ebay. Pay with Paypal. Put in bids for sensible amounts. EG maximum of £320 for one of the 840 G5's on there at the moment.

Just search for HP 840 G5 on ebay and sort by lowest price first.
0
reply
Space19
Badges: 4
Rep:
?
#12
Report Thread starter 1 month ago
#12
(Original post by Dunnig Kruger)
ebay. Pay with Paypal. Put in bids for sensible amounts. EG maximum of £320 for one of the 840 G5's on there at the moment.

Just search for HP 840 G5 on ebay and sort by lowest price first.
Thank you I’ll look
I’m
Totally clueless with things like this 😂
0
reply
spotify95
Badges: 18
Rep:
?
#13
Report 4 weeks ago
#13
(Original post by Dunnig Kruger)
ebay. Pay with Paypal. Put in bids for sensible amounts. EG maximum of £320 for one of the 840 G5's on there at the moment.

Just search for HP 840 G5 on ebay and sort by lowest price first.
Indeed. this is how I got my HP laptop I'm on now (HP 15-p189na). You can get good laptops on eBay for much less than the cost of a new one.
Good performance with plenty of storage (I still prefer HDDs) and the battery is still good also

If anything goes wrong you have eBay's money back guarantee for the first 30 days, then PayPal Protection up to 180 days.
1
reply
Space19
Badges: 4
Rep:
?
#14
Report Thread starter 4 weeks ago
#14
(Original post by spotify95)
Indeed. this is how I got my HP laptop I'm on now (HP 15-p189na). You can get good laptops on eBay for much less than the cost of a new one.
Good performance with plenty of storage (I still prefer HDDs) and the battery is still good also

If anything goes wrong you have eBay's money back guarantee for the first 30 days, then PayPal Protection up to 180 days.
Thank you I’m just looking now as my laptop is about to get thrown out of the window haha
don’t suppose you’ve any links 😅
0
reply
spotify95
Badges: 18
Rep:
?
#15
Report 4 weeks ago
#15
(Original post by Space19)
Thank you I’m just looking now as my laptop is about to get thrown out of the window haha
don’t suppose you’ve any links 😅
I'll have a little look when I can . Ultimately, you don't want to pay more than about £300 or so, you're looking at a Core i5 and 8GB RAM.

I've had good experiences with HPs.

For example, something like this: https://www.ebay.co.uk/itm/HP-15-ay0...0AAOSw4-teKUmg - meets everything that I'd recommend, and if the 250GB SSD is a bit small, it can be upgraded to a larger size (or a traditional hard drive).
This would also work: https://www.ebay.co.uk/itm/HP-15-DA0...4AAOSwDYNeIYh6 (actually, this is better as it is a newer CPU and more storage)

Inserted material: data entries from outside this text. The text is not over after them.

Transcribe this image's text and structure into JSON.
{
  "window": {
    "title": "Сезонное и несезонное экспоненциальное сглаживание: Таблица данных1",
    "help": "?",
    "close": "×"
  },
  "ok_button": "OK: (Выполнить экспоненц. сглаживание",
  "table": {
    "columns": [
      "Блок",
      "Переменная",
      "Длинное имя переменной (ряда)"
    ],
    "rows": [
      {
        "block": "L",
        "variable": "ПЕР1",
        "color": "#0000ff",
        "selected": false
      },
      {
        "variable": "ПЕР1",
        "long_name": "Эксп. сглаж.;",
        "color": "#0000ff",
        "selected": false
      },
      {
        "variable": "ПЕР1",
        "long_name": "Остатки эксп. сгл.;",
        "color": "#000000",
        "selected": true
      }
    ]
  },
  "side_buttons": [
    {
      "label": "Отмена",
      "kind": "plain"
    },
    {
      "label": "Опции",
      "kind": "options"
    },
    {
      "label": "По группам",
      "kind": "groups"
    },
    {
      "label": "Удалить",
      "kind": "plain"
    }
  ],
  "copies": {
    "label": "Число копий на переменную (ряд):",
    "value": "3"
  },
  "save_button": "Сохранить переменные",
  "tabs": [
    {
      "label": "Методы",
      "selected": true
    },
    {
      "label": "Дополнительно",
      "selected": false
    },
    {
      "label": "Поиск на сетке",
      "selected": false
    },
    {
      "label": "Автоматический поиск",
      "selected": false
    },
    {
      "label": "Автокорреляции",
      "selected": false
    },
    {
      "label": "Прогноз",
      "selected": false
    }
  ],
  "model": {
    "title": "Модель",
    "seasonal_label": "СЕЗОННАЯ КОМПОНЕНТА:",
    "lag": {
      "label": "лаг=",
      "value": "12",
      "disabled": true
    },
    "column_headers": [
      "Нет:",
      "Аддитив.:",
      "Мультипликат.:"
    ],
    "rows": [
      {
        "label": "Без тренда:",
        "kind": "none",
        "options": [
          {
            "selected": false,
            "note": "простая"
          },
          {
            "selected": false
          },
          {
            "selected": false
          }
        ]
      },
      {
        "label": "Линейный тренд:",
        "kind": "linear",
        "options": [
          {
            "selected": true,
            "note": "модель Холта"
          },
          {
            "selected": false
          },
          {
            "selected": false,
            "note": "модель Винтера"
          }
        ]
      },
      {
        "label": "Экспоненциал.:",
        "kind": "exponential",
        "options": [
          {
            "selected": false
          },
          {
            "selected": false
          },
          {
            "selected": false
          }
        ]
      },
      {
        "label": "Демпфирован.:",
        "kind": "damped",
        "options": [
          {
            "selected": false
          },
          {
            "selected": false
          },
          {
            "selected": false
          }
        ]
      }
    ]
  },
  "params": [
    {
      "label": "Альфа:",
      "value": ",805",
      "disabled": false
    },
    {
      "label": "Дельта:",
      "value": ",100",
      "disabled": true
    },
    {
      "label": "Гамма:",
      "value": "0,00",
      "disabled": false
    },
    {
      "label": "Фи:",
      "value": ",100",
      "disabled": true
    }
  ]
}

basically anything along the lines of those laptops will be fine. i5, 8GB+, 500GB+, and you should have a good experience.
0
reply
X

Quick Reply

Attached files
Write a reply...
Reply
new posts
Back
to top
Latest
My Feed

See more of what you like on
The Student Room

You can personalise what you see on TSR. Tell us a little about yourself to get started.

Personalise

Do you get study leave?

Yes- I like it (493)
59.61%
Yes- I don't like it (43)
5.2%
No- I want it (235)
28.42%
No- I don't want it (56)
6.77%

Watched Threads

View All